## Excerpted data

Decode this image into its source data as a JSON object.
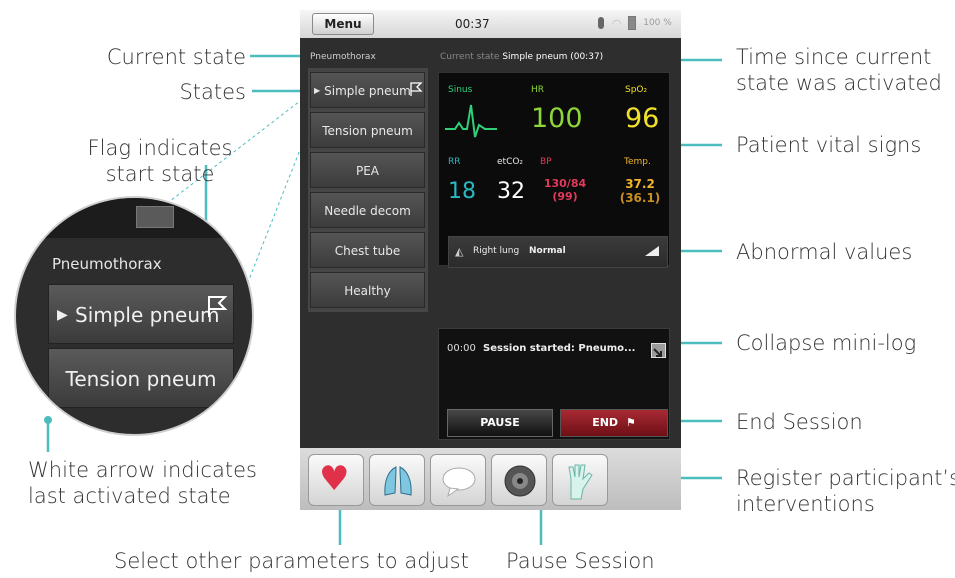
{
  "device": {
    "menu_label": "Menu",
    "clock": "00:37",
    "battery_text": "100 %",
    "scenario_title": "Pneumothorax",
    "current_state_prefix": "Current state",
    "current_state_value": "Simple pneum (00:37)"
  },
  "states": [
    {
      "label": "Simple pneum",
      "active": true,
      "start_flag": true
    },
    {
      "label": "Tension pneum"
    },
    {
      "label": "PEA"
    },
    {
      "label": "Needle decom"
    },
    {
      "label": "Chest tube"
    },
    {
      "label": "Healthy"
    }
  ],
  "vitals": {
    "rhythm_label": "Sinus",
    "hr_label": "HR",
    "hr_value": "100",
    "spo2_label": "SpO₂",
    "spo2_value": "96",
    "rr_label": "RR",
    "rr_value": "18",
    "etco2_label": "etCO₂",
    "etco2_value": "32",
    "bp_label": "BP",
    "bp_value": "130/84",
    "bp_map": "(99)",
    "temp_label": "Temp.",
    "temp_value": "37.2",
    "temp_sub": "(36.1)"
  },
  "abnormal": {
    "prefix": "Right lung",
    "value": "Normal"
  },
  "minilog": {
    "time": "00:00",
    "text": "Session started: Pneumo..."
  },
  "buttons": {
    "pause": "PAUSE",
    "end": "END"
  },
  "tools": [
    "heart-icon",
    "lungs-icon",
    "speech-bubble-icon",
    "sound-icon",
    "gloves-icon"
  ],
  "magnifier": {
    "title": "Pneumothorax",
    "btn1": "Simple pneum",
    "btn2": "Tension pneum"
  },
  "callouts": {
    "current_state": "Current state",
    "states": "States",
    "flag_line1": "Flag indicates",
    "flag_line2": "start state",
    "arrow_line1": "White arrow indicates",
    "arrow_line2": "last activated state",
    "select_params": "Select other parameters to adjust",
    "pause_session": "Pause Session",
    "time_line1": "Time since current",
    "time_line2": "state was activated",
    "vitals": "Patient vital signs",
    "abnormal": "Abnormal values",
    "collapse": "Collapse mini-log",
    "end_session": "End Session",
    "register_line1": "Register participant’s",
    "register_line2": "interventions"
  },
  "colors": {
    "accent": "#4dbcbf",
    "sinus": "#2fd07a",
    "hr": "#8ed63a",
    "spo2": "#f2e12b",
    "rr": "#2ab8c2",
    "bp": "#e23a5a",
    "temp": "#f1b42b",
    "temp_sub": "#c98f22",
    "end_red": "#8e1a22"
  }
}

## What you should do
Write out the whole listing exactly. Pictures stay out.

## Solution
Decode this image into its source data as a JSON object.
{
  "device": {
    "menu_label": "Menu",
    "clock": "00:37",
    "battery_text": "100 %",
    "scenario_title": "Pneumothorax",
    "current_state_prefix": "Current state",
    "current_state_value": "Simple pneum (00:37)"
  },
  "states": [
    {
      "label": "Simple pneum",
      "active": true,
      "start_flag": true
    },
    {
      "label": "Tension pneum"
    },
    {
      "label": "PEA"
    },
    {
      "label": "Needle decom"
    },
    {
      "label": "Chest tube"
    },
    {
      "label": "Healthy"
    }
  ],
  "vitals": {
    "rhythm_label": "Sinus",
    "hr_label": "HR",
    "hr_value": "100",
    "spo2_label": "SpO₂",
    "spo2_value": "96",
    "rr_label": "RR",
    "rr_value": "18",
    "etco2_label": "etCO₂",
    "etco2_value": "32",
    "bp_label": "BP",
    "bp_value": "130/84",
    "bp_map": "(99)",
    "temp_label": "Temp.",
    "temp_value": "37.2",
    "temp_sub": "(36.1)"
  },
  "abnormal": {
    "prefix": "Right lung",
    "value": "Normal"
  },
  "minilog": {
    "time": "00:00",
    "text": "Session started: Pneumo..."
  },
  "buttons": {
    "pause": "PAUSE",
    "end": "END"
  },
  "tools": [
    "heart-icon",
    "lungs-icon",
    "speech-bubble-icon",
    "sound-icon",
    "gloves-icon"
  ],
  "magnifier": {
    "title": "Pneumothorax",
    "btn1": "Simple pneum",
    "btn2": "Tension pneum"
  },
  "callouts": {
    "current_state": "Current state",
    "states": "States",
    "flag_line1": "Flag indicates",
    "flag_line2": "start state",
    "arrow_line1": "White arrow indicates",
    "arrow_line2": "last activated state",
    "select_params": "Select other parameters to adjust",
    "pause_session": "Pause Session",
    "time_line1": "Time since current",
    "time_line2": "state was activated",
    "vitals": "Patient vital signs",
    "abnormal": "Abnormal values",
    "collapse": "Collapse mini-log",
    "end_session": "End Session",
    "register_line1": "Register participant’s",
    "register_line2": "interventions"
  },
  "colors": {
    "accent": "#4dbcbf",
    "sinus": "#2fd07a",
    "hr": "#8ed63a",
    "spo2": "#f2e12b",
    "rr": "#2ab8c2",
    "bp": "#e23a5a",
    "temp": "#f1b42b",
    "temp_sub": "#c98f22",
    "end_red": "#8e1a22"
  }
}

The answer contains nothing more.